There were 705 households out of which 34.9% had children under the age of 18 living with them, 47.4% were married couples living together, 14.6% had a female householder with no husband present, and 32.9% were non-families. 28.7% of all households were made up of individuals and 12.9% had someone living alone who was 65 years of age or older. The average household size was 2.47 and the average family size was 3.03.

In the village the population was spread out with 28.7% under the age of 18, 8.2% from 18 to 24, 31.0% from 25 to 44, 19.4% from 45 to 64, and 12.7% who were 65 years of age or older. The median age was 34 years. For every 100 females there were 93.8 males. For every 100 females age 18 and over, there were 88.6 males.

The median income for a household in the village was $33,385, and the median income for a family was $42,368. Males had a median income of $34,375 versus $24,453 for females. The per capita income for the village was $16,685. About 10.3% of families and 14.9% of the population were below the poverty line, including 19.2% of those under age 18 and 14.2% of those age 65 or over.

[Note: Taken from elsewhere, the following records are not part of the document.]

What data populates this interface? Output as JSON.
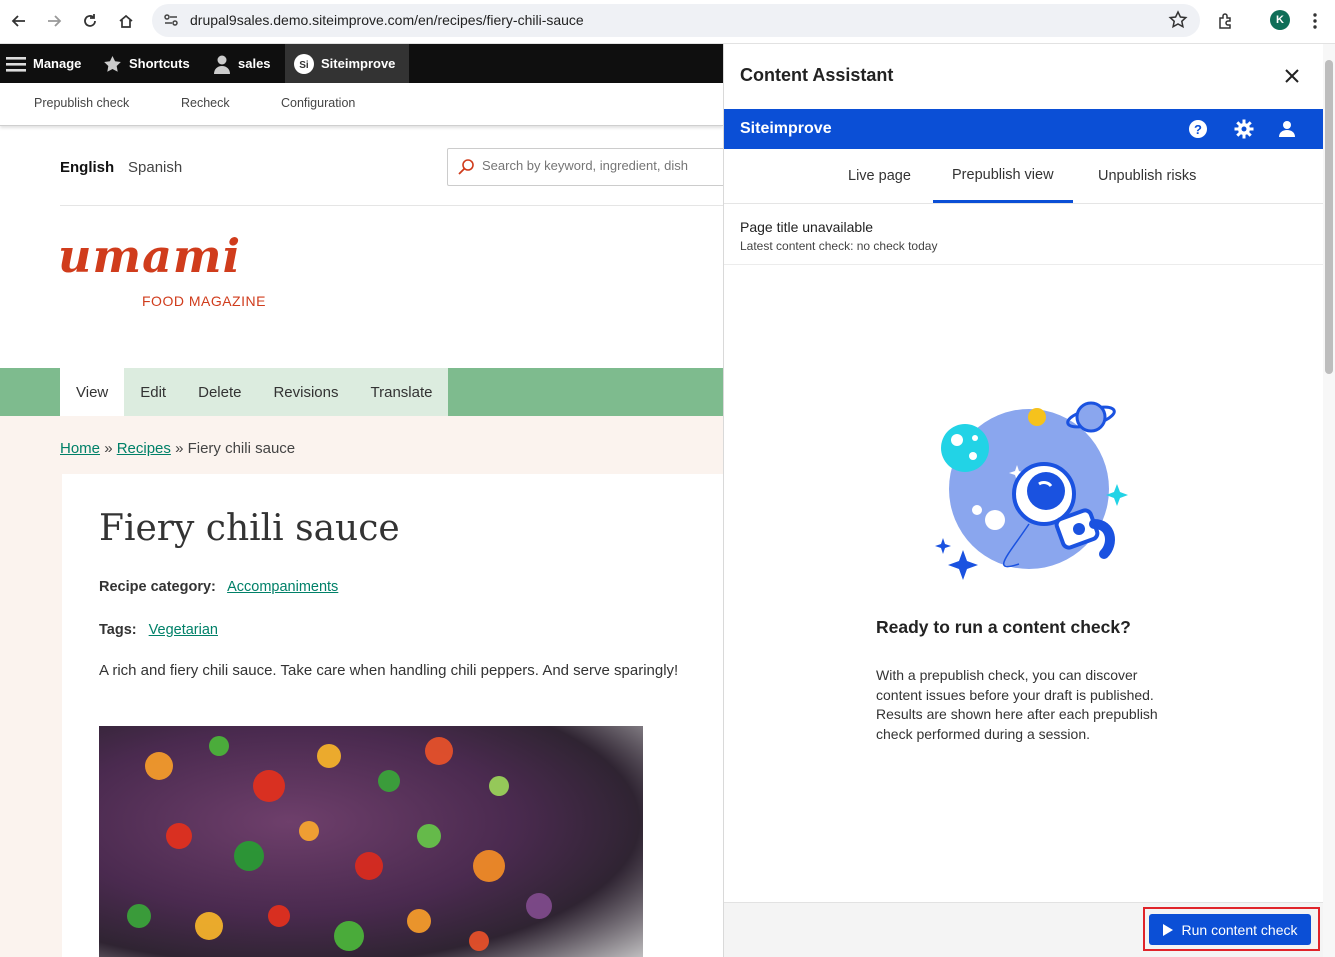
{
  "browser": {
    "url": "drupal9sales.demo.siteimprove.com/en/recipes/fiery-chili-sauce",
    "profile_initial": "K"
  },
  "toolbar": {
    "manage": "Manage",
    "shortcuts": "Shortcuts",
    "user": "sales",
    "siteimprove": "Siteimprove",
    "siteimprove_badge": "Si",
    "tray": [
      "Prepublish check",
      "Recheck",
      "Configuration"
    ]
  },
  "site": {
    "languages": [
      "English",
      "Spanish"
    ],
    "search_placeholder": "Search by keyword, ingredient, dish",
    "logo": "umami",
    "logo_sub": "FOOD MAGAZINE",
    "tabs": [
      "View",
      "Edit",
      "Delete",
      "Revisions",
      "Translate"
    ],
    "breadcrumb": {
      "home": "Home",
      "sep1": "»",
      "recipes": "Recipes",
      "sep2": "»",
      "current": "Fiery chili sauce"
    },
    "title": "Fiery chili sauce",
    "category_label": "Recipe category:",
    "category_value": "Accompaniments",
    "tags_label": "Tags:",
    "tags_value": "Vegetarian",
    "summary": "A rich and fiery chili sauce. Take care when handling chili peppers. And serve sparingly!"
  },
  "assistant": {
    "title": "Content Assistant",
    "brand": "Siteimprove",
    "tabs": [
      "Live page",
      "Prepublish view",
      "Unpublish risks"
    ],
    "active_tab": "Prepublish view",
    "page_title": "Page title unavailable",
    "latest_check": "Latest content check: no check today",
    "ready_heading": "Ready to run a content check?",
    "description": "With a prepublish check, you can discover content issues before your draft is published. Results are shown here after each prepublish check performed during a session.",
    "run_button": "Run content check",
    "colors": {
      "brand": "#0b4fd6",
      "highlight": "#e0242a"
    }
  }
}
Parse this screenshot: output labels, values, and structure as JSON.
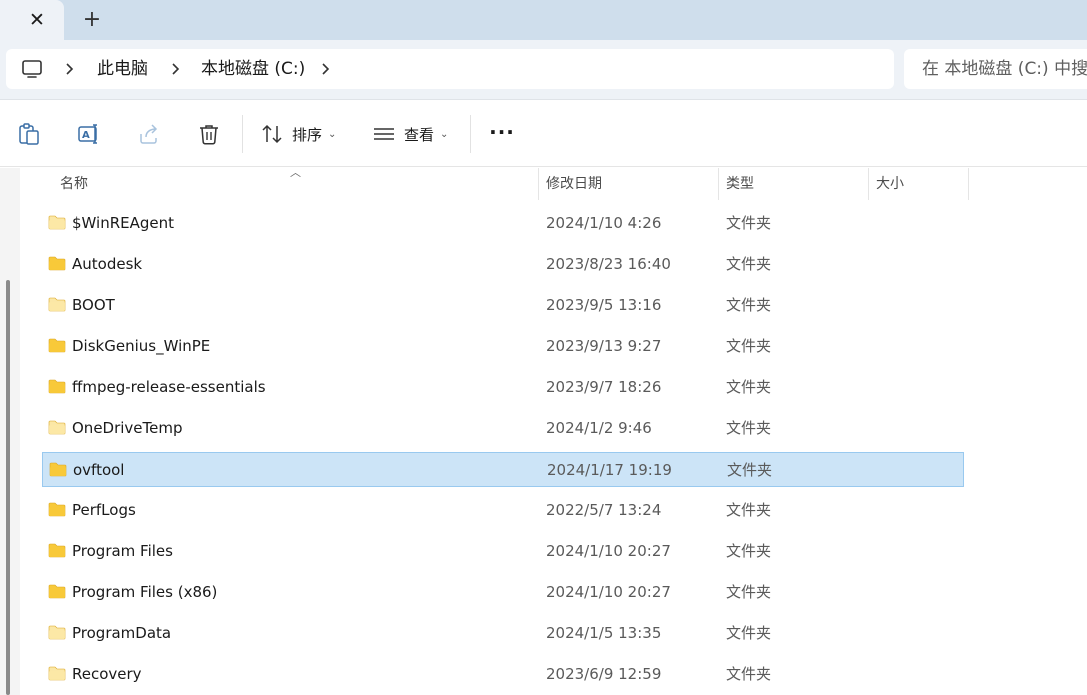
{
  "tabs": {
    "close_symbol": "✕",
    "new_symbol": "+"
  },
  "breadcrumb": [
    "此电脑",
    "本地磁盘 (C:)"
  ],
  "search": {
    "placeholder": "在 本地磁盘 (C:) 中搜索"
  },
  "toolbar": {
    "icons": [
      "paste-icon",
      "rename-icon",
      "share-icon",
      "delete-icon"
    ],
    "sort_label": "排序",
    "view_label": "查看",
    "more_symbol": "···"
  },
  "columns": {
    "name": "名称",
    "modified": "修改日期",
    "type": "类型",
    "size": "大小"
  },
  "files": [
    {
      "name": "$WinREAgent",
      "modified": "2024/1/10 4:26",
      "type": "文件夹",
      "size": "",
      "faded": true,
      "selected": false
    },
    {
      "name": "Autodesk",
      "modified": "2023/8/23 16:40",
      "type": "文件夹",
      "size": "",
      "faded": false,
      "selected": false
    },
    {
      "name": "BOOT",
      "modified": "2023/9/5 13:16",
      "type": "文件夹",
      "size": "",
      "faded": true,
      "selected": false
    },
    {
      "name": "DiskGenius_WinPE",
      "modified": "2023/9/13 9:27",
      "type": "文件夹",
      "size": "",
      "faded": false,
      "selected": false
    },
    {
      "name": "ffmpeg-release-essentials",
      "modified": "2023/9/7 18:26",
      "type": "文件夹",
      "size": "",
      "faded": false,
      "selected": false
    },
    {
      "name": "OneDriveTemp",
      "modified": "2024/1/2 9:46",
      "type": "文件夹",
      "size": "",
      "faded": true,
      "selected": false
    },
    {
      "name": "ovftool",
      "modified": "2024/1/17 19:19",
      "type": "文件夹",
      "size": "",
      "faded": false,
      "selected": true
    },
    {
      "name": "PerfLogs",
      "modified": "2022/5/7 13:24",
      "type": "文件夹",
      "size": "",
      "faded": false,
      "selected": false
    },
    {
      "name": "Program Files",
      "modified": "2024/1/10 20:27",
      "type": "文件夹",
      "size": "",
      "faded": false,
      "selected": false
    },
    {
      "name": "Program Files (x86)",
      "modified": "2024/1/10 20:27",
      "type": "文件夹",
      "size": "",
      "faded": false,
      "selected": false
    },
    {
      "name": "ProgramData",
      "modified": "2024/1/5 13:35",
      "type": "文件夹",
      "size": "",
      "faded": true,
      "selected": false
    },
    {
      "name": "Recovery",
      "modified": "2023/6/9 12:59",
      "type": "文件夹",
      "size": "",
      "faded": true,
      "selected": false
    }
  ],
  "colors": {
    "tabstrip": "#cfdeec",
    "selection": "#cce4f7",
    "selection_border": "#99c9ef",
    "folder": "#f8c93a",
    "folder_faded": "#fbe7a6"
  }
}
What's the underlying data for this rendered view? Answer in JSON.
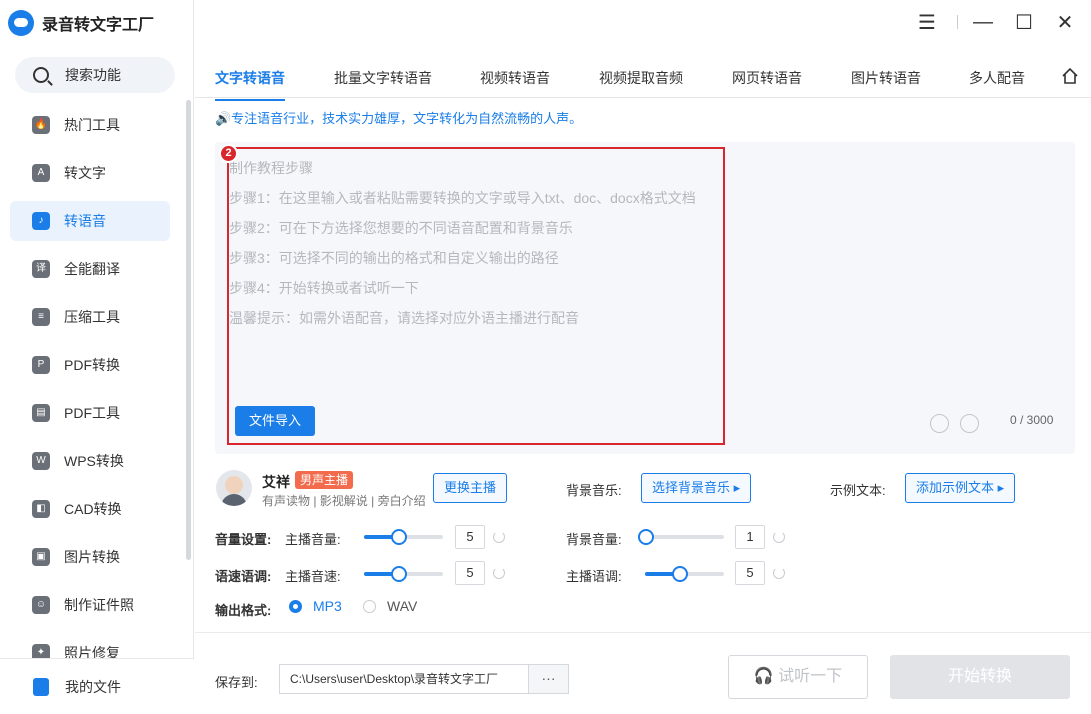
{
  "app": {
    "title": "录音转文字工厂"
  },
  "sidebar": {
    "search_label": "搜索功能",
    "items": [
      {
        "label": "热门工具",
        "icon": "fire-icon",
        "glyph": "🔥"
      },
      {
        "label": "转文字",
        "icon": "text-icon",
        "glyph": "A"
      },
      {
        "label": "转语音",
        "icon": "voice-icon",
        "glyph": "♪"
      },
      {
        "label": "全能翻译",
        "icon": "translate-icon",
        "glyph": "译"
      },
      {
        "label": "压缩工具",
        "icon": "compress-icon",
        "glyph": "≡"
      },
      {
        "label": "PDF转换",
        "icon": "pdf-icon",
        "glyph": "P"
      },
      {
        "label": "PDF工具",
        "icon": "toolbox-icon",
        "glyph": "▤"
      },
      {
        "label": "WPS转换",
        "icon": "wps-icon",
        "glyph": "W"
      },
      {
        "label": "CAD转换",
        "icon": "cad-icon",
        "glyph": "◧"
      },
      {
        "label": "图片转换",
        "icon": "image-icon",
        "glyph": "▣"
      },
      {
        "label": "制作证件照",
        "icon": "id-photo-icon",
        "glyph": "☺"
      },
      {
        "label": "照片修复",
        "icon": "photo-repair-icon",
        "glyph": "✦"
      }
    ],
    "my_files_label": "我的文件"
  },
  "window": {
    "menu": "☰",
    "minimize": "—",
    "maximize": "☐",
    "close": "✕"
  },
  "tabs": [
    "文字转语音",
    "批量文字转语音",
    "视频转语音",
    "视频提取音频",
    "网页转语音",
    "图片转语音",
    "多人配音"
  ],
  "slogan": "🔊专注语音行业，技术实力雄厚，文字转化为自然流畅的人声。",
  "editor": {
    "badge": "2",
    "placeholder_lines": [
      "制作教程步骤",
      "步骤1：在这里输入或者粘贴需要转换的文字或导入txt、doc、docx格式文档",
      "步骤2：可在下方选择您想要的不同语音配置和背景音乐",
      "步骤3：可选择不同的输出的格式和自定义输出的路径",
      "步骤4：开始转换或者试听一下",
      "温馨提示：如需外语配音，请选择对应外语主播进行配音"
    ],
    "import_button": "文件导入",
    "counter": "0 / 3000"
  },
  "voice": {
    "name": "艾祥",
    "tag": "男声主播",
    "desc": "有声读物 | 影视解说 | 旁白介绍",
    "change_button": "更换主播"
  },
  "bgm": {
    "label": "背景音乐:",
    "button": "选择背景音乐 ▸"
  },
  "sample": {
    "label": "示例文本:",
    "button": "添加示例文本 ▸"
  },
  "volume": {
    "label": "音量设置:",
    "host_label": "主播音量:",
    "host_value": "5",
    "bg_label": "背景音量:",
    "bg_value": "1"
  },
  "speed": {
    "label": "语速语调:",
    "speed_label": "主播音速:",
    "speed_value": "5",
    "pitch_label": "主播语调:",
    "pitch_value": "5"
  },
  "output": {
    "label": "输出格式:",
    "options": [
      "MP3",
      "WAV"
    ],
    "selected": "MP3"
  },
  "save": {
    "label": "保存到:",
    "path": "C:\\Users\\user\\Desktop\\录音转文字工厂",
    "more": "···"
  },
  "actions": {
    "preview": "试听一下",
    "start": "开始转换"
  },
  "colors": {
    "accent": "#1a7de8",
    "highlight": "#d9262c",
    "tag": "#f26b4c"
  }
}
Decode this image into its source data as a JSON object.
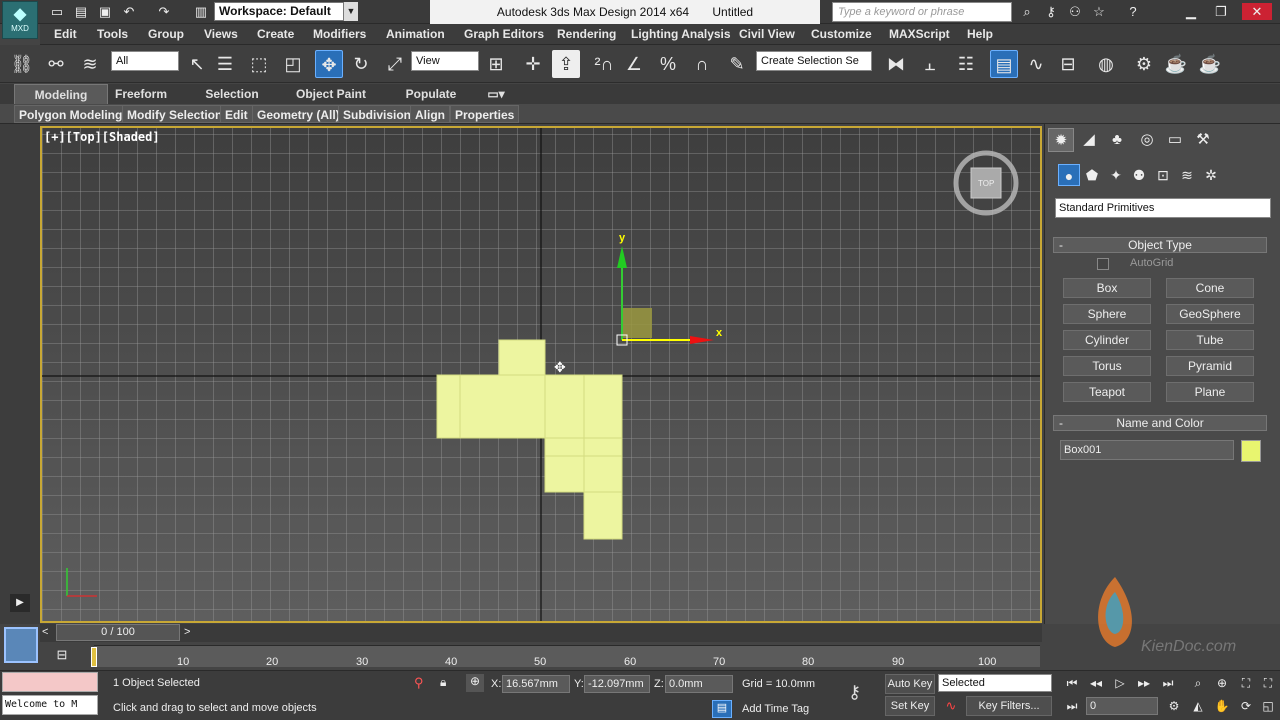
{
  "quick_access": {
    "icons": [
      "new-icon",
      "open-icon",
      "save-icon",
      "undo-icon",
      "redo-icon",
      "project-folder-icon"
    ]
  },
  "workspace": {
    "label": "Workspace: Default"
  },
  "title": {
    "app": "Autodesk 3ds Max Design 2014 x64",
    "file": "Untitled"
  },
  "search": {
    "placeholder": "Type a keyword or phrase"
  },
  "logo": {
    "text": "MXD"
  },
  "menu": {
    "items": [
      "Edit",
      "Tools",
      "Group",
      "Views",
      "Create",
      "Modifiers",
      "Animation",
      "Graph Editors",
      "Rendering",
      "Lighting Analysis",
      "Civil View",
      "Customize",
      "MAXScript",
      "Help"
    ]
  },
  "toolbar": {
    "filter": "All",
    "ref_coord": "View",
    "named_sel": "Create Selection Se"
  },
  "ribbon": {
    "tabs": [
      "Modeling",
      "Freeform",
      "Selection",
      "Object Paint",
      "Populate"
    ],
    "subtabs": [
      "Polygon Modeling",
      "Modify Selection",
      "Edit",
      "Geometry (All)",
      "Subdivision",
      "Align",
      "Properties"
    ]
  },
  "viewport": {
    "label": "[+][Top][Shaded]",
    "gizmo_x": "x",
    "gizmo_y": "y",
    "viewcube_label": "TOP"
  },
  "command_panel": {
    "category": "Standard Primitives",
    "object_type_title": "Object Type",
    "autogrid": "AutoGrid",
    "buttons": [
      "Box",
      "Cone",
      "Sphere",
      "GeoSphere",
      "Cylinder",
      "Tube",
      "Torus",
      "Pyramid",
      "Teapot",
      "Plane"
    ],
    "name_color_title": "Name and Color",
    "object_name": "Box001",
    "object_color": "#e8f56f"
  },
  "timeline": {
    "frame_display": "0 / 100",
    "ticks": [
      "10",
      "20",
      "30",
      "40",
      "50",
      "60",
      "70",
      "80",
      "90",
      "100"
    ]
  },
  "status": {
    "listener": "Welcome to M",
    "selection": "1 Object Selected",
    "prompt": "Click and drag to select and move objects",
    "x_label": "X:",
    "x_value": "16.567mm",
    "y_label": "Y:",
    "y_value": "-12.097mm",
    "z_label": "Z:",
    "z_value": "0.0mm",
    "grid": "Grid = 10.0mm",
    "auto_key": "Auto Key",
    "set_key": "Set Key",
    "key_mode": "Selected",
    "key_filters": "Key Filters...",
    "add_time_tag": "Add Time Tag",
    "frame": "0"
  },
  "watermark": {
    "text": "KienDoc.com"
  },
  "colors": {
    "viewport_border": "#c8a835",
    "accent_blue": "#2a6fb8",
    "object_fill": "#edf5a0"
  }
}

Public services[edit]

Public safety[edit]

The public is served by Mechanicsburg Police Department and the Mechanicsburg Division of Fire and EMS. The police department is a full-time department. The fire department is a combination of career, part-time paid employees and volunteers.

Education[edit]

Local children attend the schools of the Mechanicsburg Exempted Village School District.[citation needed]

Community[edit]

Mechanicsburg is home to a rich history. Annually Mechanicsburg celebrates many holidays, which are sponsored through the efforts of Our Towne Mechanicsburg.

Maple Grove Cemetery is the center of Memorial Day and July 4 activities for the Village.

Notable people[edit]

References[edit]

  1. ^ a b "US Gazetteer files 2010". United States Census Bureau. Retrieved 2013-01-06. 
  2. ^ a b "US Board on Geographic Names". United States Geological Survey. 2007-10-25. Retrieved 2008-01-31. 
  3. ^ a b "American FactFinder". United States Census Bureau. Retrieved 2013-01-06. 
  4. ^ "Population Estimates". United States Census Bureau. Retrieved 2013-06-17. 
  5. ^ a b "American FactFinder". United States Census Bureau. Retrieved 2008-01-31. 
  6. ^ The History of Champaign County, Ohio. W.H. Beers & Company. 1881. p. 596. 
  7. ^ Middleton, Evan P. (1917). History of Champaign County, Ohio: Its People, Industries and Institutions, Volume 1. B.F. Bowen. p. 275. 
  8. ^ Kilbourn, John (1833). The Ohio Gazetteer, or, a Topographical Dictionary. Scott and Wright. p. 304. Retrieved 12 December 2013. 
  9. ^ "Udney Hyde", Ohio History Central, Ohio Historical Society, 1999-2013, accessed 15 February 2013
  10. ^ "US Gazetteer files: 2010, 2000, and 1990". United States Census Bureau. 2011-02-12. Retrieved 2011-04-23. 

External links[edit]